Does this mean that inhibition of both receptors is better? Small molecule TKIs inhibit both IGF1R and IR, including heterodimer and IR-IR homodimer conformations.

We conducted a phase I trial of OSI-906 (linsitinib), an IGF1R TKI, in patients with advanced solid tumors [4]. The drug was well tolerated when administered by once-daily or twice-daily continuous dosing schedule and resulted in decreased phosphorylation of IGF1R and IR in peripheral blood mononuclear cells and increased plasma levels of IGF-1, an indirect measure of IGF1R inhibition. A significant proportion of patients with colorectal cancer experienced stable disease as their best clinical response. Notably, we included a cohort of patients with type 2 diabetes mellitus who had good tolerability of this treatment.

In another phase I study in patients with solid tumors, an intermittent regimen of OSI-906 was associated with antitumor activity in two patients with adrenocortical carcinoma achieving partial responses. However, recently published phase III trial of OSI-906 in patients with adrenocortical carcinoma didn't show improved overall survival compared to placebo; but, good safety profile and long-lasting partial responses were observed in three patients, indicating some therapeutic potential in this patient group [5].

Poor response in these and other trials may be attributed to low impact of IGF1R on tumor proliferation and the ability of the tumor to circumvent this pathway. Inhibition of activated IGFR1R in cancer cells may not necessarily curb the proliferation but suppress metastasis; however, this may not be identified in typical phase II trials designed to look at tumor response. Careful planning of the sequence of treatments as well as primary and secondary outcomes is critical in the design of potentially active combinations of IGF1R inhibitors with other therapies. While IGF1R inhibitors may work alone, albeit rarely, combination therapy holds promise for anti-IGF1R agents. Effective therapy via combined inhibition of IGF1R and other tyrosine kinases may work in some cancers. Tyrosine kinase inhibitors are successfully used in many cancers, but ultimately resistance develops, in some cases via signaling through IGF1R pathway, like with the epidermal growth factor receptor (EGFR) and anaplastic lymphoma tyrosine kinase (ALK). Based on a patient with ALK fusion–positive lung cancer who had an exceptional response to an IGF1R-specific antibody, Lovly et al showed that chronically inhibited ALK enhanced IGF1R signaling and that ALK and IGF1R inhibitors, including OSI-906, together have increased antiproliferative effects [6].

How can we prevent failure of these combinations despite encouraging pre-clinical data?

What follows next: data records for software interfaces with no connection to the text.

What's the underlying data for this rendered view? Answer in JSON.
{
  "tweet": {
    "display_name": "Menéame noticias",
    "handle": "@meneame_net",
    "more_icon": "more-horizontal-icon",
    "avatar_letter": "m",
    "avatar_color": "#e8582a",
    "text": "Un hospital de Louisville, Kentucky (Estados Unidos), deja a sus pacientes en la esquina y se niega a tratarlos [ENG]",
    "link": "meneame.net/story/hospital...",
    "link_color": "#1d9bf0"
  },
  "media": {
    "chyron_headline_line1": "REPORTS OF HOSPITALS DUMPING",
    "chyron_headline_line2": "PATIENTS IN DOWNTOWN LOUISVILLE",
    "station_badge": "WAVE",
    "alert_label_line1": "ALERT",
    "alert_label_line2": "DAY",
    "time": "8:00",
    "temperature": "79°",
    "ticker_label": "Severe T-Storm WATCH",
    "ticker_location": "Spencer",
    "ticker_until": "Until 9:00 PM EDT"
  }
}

The key is to develop better biomarkers to identify patients who may benefit. Since levels of IGF1R expression are a weak predictor of benefit as they fail to show receptor conformation, methods such as the proximity ligation assays need to be developed. Given the role EGFR and IGF1R in obesity and aging, and correlation of some cancers with obesity and diabetes, these targets are certainly worth pursuing in combination [7].

References

  • 1. Guevara-Aguirre J, et al. Sci Transl Med. 2011; 3:70ra13.
  • 2. Tolcher AW, et al. J Clin Oncol. 2009; 5800-5807. [PubMed]
  • 3. Yee D. J Natl Cancer Inst. 2012; 104:975-981. [PubMed]
  • 4. Puzanov I, et al. Clin Cancer Res. 2015; 21:701-711. [PubMed]
  • 5. Fassnacht M, et al. Lancet. 2015; 16:426-435. [PubMed]
  • 6. Lovly CM, et al. Nature Medicine. 2014; 20:1027-1034..
  • 7. Prada PO. Diabetes. 2009; 58:2910-2919. [PubMed]